    That being said, a substantial element of Chinese "development" has been Washington spinelessness to enforce trade agreements. I had to chuckle at the comment in the quoted article about Latin American countries attempting to copy Chinese "development." You want 12% annual GDP growth? Stubbornly fix your currency to the dollar (thereby virtually eliminating imports) and maintain tough labor price controls. Then hope the "Washington people" don't call you out on it. It doesn't hurt to be friendly with a wack-job with nuclear weapons…just so the DC folk need to be nice to you.

  • I am not an economist, but isn't all this taking a remarkably short-sighted view of things? The "Washington Consensus" has worked, and worked fairly well, for a long time. And yes, there have been eras where it worked less well. But it has, thus far, usually been able to turn things around eventually. But all of a sudden this time it is hopeless and we should panic and throw out the whole free market thing? And give up democracy for an authoritarian state? (Honestly, the second part os more worrisome to me than the first.)

  • I am not an economist, but isn't all this taking a remarkably short-sighted view of things?

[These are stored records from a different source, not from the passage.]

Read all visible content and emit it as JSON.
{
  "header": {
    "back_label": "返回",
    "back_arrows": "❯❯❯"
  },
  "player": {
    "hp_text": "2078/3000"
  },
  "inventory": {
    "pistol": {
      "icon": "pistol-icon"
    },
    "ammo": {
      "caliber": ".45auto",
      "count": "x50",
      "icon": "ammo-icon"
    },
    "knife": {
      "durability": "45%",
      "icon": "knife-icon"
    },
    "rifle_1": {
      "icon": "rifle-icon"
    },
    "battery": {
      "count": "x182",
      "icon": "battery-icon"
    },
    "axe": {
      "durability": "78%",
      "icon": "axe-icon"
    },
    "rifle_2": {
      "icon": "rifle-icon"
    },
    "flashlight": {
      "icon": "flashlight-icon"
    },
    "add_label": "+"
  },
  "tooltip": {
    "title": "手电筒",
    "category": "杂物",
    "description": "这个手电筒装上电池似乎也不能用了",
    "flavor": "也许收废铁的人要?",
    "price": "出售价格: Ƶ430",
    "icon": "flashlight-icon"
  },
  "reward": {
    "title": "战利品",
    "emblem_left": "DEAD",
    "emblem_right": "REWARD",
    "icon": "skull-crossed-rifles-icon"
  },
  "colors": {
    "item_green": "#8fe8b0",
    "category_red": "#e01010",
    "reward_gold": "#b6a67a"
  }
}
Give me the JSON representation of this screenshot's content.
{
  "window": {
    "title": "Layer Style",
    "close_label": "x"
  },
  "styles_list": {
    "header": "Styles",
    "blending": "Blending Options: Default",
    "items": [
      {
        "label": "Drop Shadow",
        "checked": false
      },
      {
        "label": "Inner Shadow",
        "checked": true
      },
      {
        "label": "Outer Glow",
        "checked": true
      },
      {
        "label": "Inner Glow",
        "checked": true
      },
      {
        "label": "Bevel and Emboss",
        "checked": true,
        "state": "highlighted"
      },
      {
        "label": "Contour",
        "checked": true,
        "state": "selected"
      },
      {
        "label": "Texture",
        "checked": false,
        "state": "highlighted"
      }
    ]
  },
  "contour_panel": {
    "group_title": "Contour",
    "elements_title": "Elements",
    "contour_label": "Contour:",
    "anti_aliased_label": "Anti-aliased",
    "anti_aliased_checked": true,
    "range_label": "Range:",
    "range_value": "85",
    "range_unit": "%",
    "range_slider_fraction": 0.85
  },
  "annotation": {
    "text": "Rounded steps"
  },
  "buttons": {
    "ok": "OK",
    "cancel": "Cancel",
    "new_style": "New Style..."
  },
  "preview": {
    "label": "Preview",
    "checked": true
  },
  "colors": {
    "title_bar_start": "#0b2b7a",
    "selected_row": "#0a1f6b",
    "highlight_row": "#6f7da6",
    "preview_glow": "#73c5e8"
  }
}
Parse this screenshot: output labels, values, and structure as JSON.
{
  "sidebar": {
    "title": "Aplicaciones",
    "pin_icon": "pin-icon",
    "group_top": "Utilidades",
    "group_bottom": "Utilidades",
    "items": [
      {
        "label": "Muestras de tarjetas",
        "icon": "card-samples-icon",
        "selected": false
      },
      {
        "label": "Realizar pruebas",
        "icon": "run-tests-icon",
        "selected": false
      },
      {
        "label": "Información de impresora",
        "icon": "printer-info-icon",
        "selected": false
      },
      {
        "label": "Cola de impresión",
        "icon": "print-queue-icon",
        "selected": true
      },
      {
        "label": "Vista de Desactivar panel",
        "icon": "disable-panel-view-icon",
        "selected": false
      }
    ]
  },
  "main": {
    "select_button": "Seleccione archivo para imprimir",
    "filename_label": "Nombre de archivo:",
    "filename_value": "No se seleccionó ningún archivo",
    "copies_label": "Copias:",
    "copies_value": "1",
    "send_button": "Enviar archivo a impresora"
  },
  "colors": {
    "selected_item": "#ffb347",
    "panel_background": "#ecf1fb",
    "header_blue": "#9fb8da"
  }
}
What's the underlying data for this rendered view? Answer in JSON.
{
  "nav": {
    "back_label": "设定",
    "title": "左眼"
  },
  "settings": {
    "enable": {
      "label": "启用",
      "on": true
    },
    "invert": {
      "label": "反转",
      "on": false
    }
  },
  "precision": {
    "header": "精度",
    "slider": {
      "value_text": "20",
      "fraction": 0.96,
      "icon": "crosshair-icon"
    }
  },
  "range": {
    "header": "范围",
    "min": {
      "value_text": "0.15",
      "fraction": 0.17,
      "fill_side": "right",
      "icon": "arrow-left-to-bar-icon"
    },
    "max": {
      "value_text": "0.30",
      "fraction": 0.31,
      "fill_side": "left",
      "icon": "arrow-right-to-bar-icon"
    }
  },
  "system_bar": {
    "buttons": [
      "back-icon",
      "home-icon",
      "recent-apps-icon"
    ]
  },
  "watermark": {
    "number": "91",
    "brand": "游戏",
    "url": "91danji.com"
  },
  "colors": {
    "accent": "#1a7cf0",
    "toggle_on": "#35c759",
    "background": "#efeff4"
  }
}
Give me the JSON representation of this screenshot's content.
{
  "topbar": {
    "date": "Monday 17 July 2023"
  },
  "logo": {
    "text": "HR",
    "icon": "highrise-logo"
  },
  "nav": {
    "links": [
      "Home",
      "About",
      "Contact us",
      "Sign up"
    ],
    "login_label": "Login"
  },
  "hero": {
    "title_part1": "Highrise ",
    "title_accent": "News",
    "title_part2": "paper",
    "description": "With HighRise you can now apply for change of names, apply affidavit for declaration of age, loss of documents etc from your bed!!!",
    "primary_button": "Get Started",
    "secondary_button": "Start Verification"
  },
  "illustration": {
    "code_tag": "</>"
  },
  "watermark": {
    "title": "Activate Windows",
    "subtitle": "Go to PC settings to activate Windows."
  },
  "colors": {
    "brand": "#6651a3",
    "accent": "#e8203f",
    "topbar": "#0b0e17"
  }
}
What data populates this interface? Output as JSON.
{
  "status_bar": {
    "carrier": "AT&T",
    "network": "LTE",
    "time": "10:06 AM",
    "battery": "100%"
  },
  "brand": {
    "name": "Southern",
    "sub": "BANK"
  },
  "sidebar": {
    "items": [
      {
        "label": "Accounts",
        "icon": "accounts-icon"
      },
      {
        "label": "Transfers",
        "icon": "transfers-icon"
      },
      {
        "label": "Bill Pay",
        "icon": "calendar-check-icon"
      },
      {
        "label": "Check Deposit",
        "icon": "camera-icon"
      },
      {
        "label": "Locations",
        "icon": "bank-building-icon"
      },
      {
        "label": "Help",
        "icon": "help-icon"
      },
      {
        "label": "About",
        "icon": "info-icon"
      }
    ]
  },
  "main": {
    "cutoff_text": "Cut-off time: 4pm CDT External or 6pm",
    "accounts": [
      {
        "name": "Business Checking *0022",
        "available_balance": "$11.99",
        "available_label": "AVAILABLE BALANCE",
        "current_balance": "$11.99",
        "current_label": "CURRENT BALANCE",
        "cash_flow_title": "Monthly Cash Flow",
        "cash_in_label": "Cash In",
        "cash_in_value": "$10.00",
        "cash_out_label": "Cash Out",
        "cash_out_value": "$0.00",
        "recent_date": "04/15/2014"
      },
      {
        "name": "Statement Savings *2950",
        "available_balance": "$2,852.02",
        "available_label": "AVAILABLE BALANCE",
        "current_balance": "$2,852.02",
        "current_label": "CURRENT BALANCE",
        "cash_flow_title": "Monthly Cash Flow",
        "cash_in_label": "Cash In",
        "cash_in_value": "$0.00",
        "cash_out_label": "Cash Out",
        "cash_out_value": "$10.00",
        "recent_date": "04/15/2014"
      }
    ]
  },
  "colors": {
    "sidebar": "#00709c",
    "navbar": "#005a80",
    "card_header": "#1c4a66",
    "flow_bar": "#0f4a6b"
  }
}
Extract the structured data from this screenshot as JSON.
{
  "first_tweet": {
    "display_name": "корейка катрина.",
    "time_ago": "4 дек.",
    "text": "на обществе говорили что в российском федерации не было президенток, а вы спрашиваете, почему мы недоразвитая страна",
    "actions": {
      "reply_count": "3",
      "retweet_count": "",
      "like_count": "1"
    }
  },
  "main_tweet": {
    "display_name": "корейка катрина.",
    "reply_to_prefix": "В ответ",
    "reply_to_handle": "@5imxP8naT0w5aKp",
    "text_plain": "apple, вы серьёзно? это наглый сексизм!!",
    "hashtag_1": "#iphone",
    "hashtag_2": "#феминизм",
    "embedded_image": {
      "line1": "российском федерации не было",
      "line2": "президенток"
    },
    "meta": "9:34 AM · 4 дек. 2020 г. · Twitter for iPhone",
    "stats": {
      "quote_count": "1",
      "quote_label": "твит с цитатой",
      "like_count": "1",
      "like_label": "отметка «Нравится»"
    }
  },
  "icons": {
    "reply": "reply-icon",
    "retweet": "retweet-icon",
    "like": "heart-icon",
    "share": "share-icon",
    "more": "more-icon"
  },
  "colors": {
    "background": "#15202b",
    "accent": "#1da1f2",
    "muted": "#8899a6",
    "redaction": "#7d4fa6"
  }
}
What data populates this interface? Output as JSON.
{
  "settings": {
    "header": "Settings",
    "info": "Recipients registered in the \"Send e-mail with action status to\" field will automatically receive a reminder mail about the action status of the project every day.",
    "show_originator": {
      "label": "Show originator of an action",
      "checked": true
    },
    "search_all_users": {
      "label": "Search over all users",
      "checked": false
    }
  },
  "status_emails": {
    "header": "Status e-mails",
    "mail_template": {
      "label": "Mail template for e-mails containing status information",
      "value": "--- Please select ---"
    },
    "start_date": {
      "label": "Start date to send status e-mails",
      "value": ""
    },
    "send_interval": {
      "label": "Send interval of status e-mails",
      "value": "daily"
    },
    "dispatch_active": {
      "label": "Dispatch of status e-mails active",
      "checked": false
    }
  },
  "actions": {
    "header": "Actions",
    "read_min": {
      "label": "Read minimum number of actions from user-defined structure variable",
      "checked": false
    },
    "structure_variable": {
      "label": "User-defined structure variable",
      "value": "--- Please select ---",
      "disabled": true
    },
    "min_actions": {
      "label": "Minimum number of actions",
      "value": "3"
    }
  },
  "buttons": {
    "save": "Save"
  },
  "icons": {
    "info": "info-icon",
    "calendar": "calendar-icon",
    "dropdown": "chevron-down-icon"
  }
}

The "Washington Consensus" has worked, and worked fairly well, for a long time. And yes, there have been eras where it worked less well. But it has, thus far, usually been able to turn things around eventually. But all of a sudden this time it is hopeless and we should panic and throw out the whole free market thing? And give up democracy for an authoritarian state? (Honestly, the second part os more worrisome to me than the first.)

  • Stephanie, one doesn't need to be an economist or a rocket scientist to figure this out. You actually hit the nail on its head. The Washington consensus (i.e. democratic capitalism) has indeed been around a long time. China's hybrid authoritarian government and free economy is a new kid on the block that most probably won't last. When people are given economic freedom, they in the long run will insist on political freedom.

    One of the rather interesting ironies of all this is that even the future of Christianity may well rest with the Chinese, Korean, and some other East Asian Christians who are religiously as well as economically and culturally astute. Liberal Christians in the West titillate themselves with gay rights and multi-culturalism, while Asian Christians pay attention to the Son of God and His Cross. Sic transit gloria mundi for the West.

  • Stephanie, one doesn't need to be an economist or a rocket scientist to figure this out. You actually hit the nail on its head. The Washington consensus (i.e. democratic capitalism) has indeed been around a long time. China's hybrid authoritarian government and free economy is a new kid on the block that most probably won't last. When people are given economic freedom, they in the long run will insist on political freedom.

    One of the rather interesting ironies of all this is that even the future of Christianity may well rest with the Chinese, Korean, and some other East Asian Christians who are religiously as well as economically and culturally astute. Liberal Christians in the West titillate themselves with gay rights and multi-culturalism, while Asian Christians pay attention to the Son of God and His Cross. Sic transit gloria mundi for the West.

  • John C

    Most major economies are in recession; unemployment is rising; banks are failing and governments around the world are are propping up economies with trillions of taxpayers dollars and you say Wall St has not collapsed and is not responsible.
    No-one is responsible for this mess it seems — least of all Wall St and the Republican administation.

  • John C

    Most major economies are in recession; unemployment is rising; banks are failing and governments around the world are are propping up economies with trillions of taxpayers dollars and you say Wall St has not collapsed and is not responsible.
    No-one is responsible for this mess it seems — least of all Wall St and the Republican administation.

  • Cincinnatus

    Furthermore, the idea that a free economy inevitably births a free society is a fallacy.

  • Cincinnatus

    Furthermore, the idea that a free economy inevitably births a free society is a fallacy.